Close to midnight on February 27, 1916, Robert finally falls asleep. At 4 a.m. the next morning, the Germans set off a string of land mines in Ypres. The trenches around Robert’s dugout are blown up, and he takes shelter under his bunk with Rodwell’s animals. In a battle that stretches out over five days, 30,000 men are killed, yet no ground is won.

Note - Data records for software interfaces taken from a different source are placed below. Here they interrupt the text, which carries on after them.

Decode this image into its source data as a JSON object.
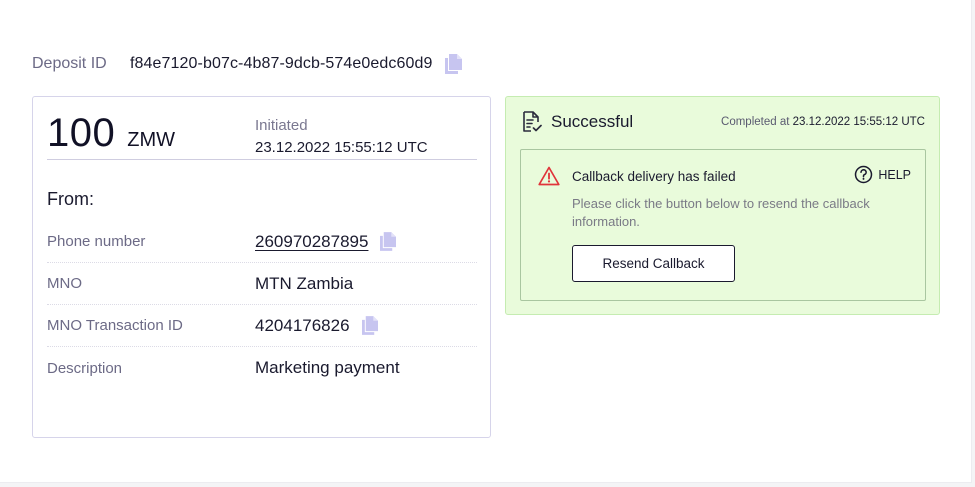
{
  "deposit": {
    "label": "Deposit ID",
    "id": "f84e7120-b07c-4b87-9dcb-574e0edc60d9"
  },
  "summary": {
    "amount": "100",
    "currency": "ZMW",
    "status_label": "Initiated",
    "status_date": "23.12.2022 15:55:12 UTC"
  },
  "from": {
    "title": "From:",
    "rows": [
      {
        "key": "Phone number",
        "value": "260970287895"
      },
      {
        "key": "MNO",
        "value": "MTN Zambia"
      },
      {
        "key": "MNO Transaction ID",
        "value": "4204176826"
      },
      {
        "key": "Description",
        "value": "Marketing payment"
      }
    ]
  },
  "result": {
    "status": "Successful",
    "completed_label": "Completed at",
    "completed_at": "23.12.2022 15:55:12 UTC",
    "alert": {
      "title": "Callback delivery has failed",
      "help_label": "HELP",
      "description": "Please click the button below to resend the callback information.",
      "button_label": "Resend Callback"
    }
  },
  "icons": {
    "copy": "copy-icon",
    "document": "document-check-icon",
    "warning": "warning-triangle-icon",
    "help": "question-circle-icon"
  },
  "colors": {
    "accent_copy": "#c7c5f0",
    "success_bg": "#e9fbdb",
    "success_border": "#c5ecb1",
    "warning": "#e0343a"
  }
}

The sudden shock of this attack is a disorienting contrast to the lighthearted evening the soldiers had just hours before. The fact that 30,000 men are killed, with nothing to show for it, shows the grueling hopelessness of the men’s duties as soldiers. It also proves Levitt’s previous observations about the absurdity of modern warfare to be correct.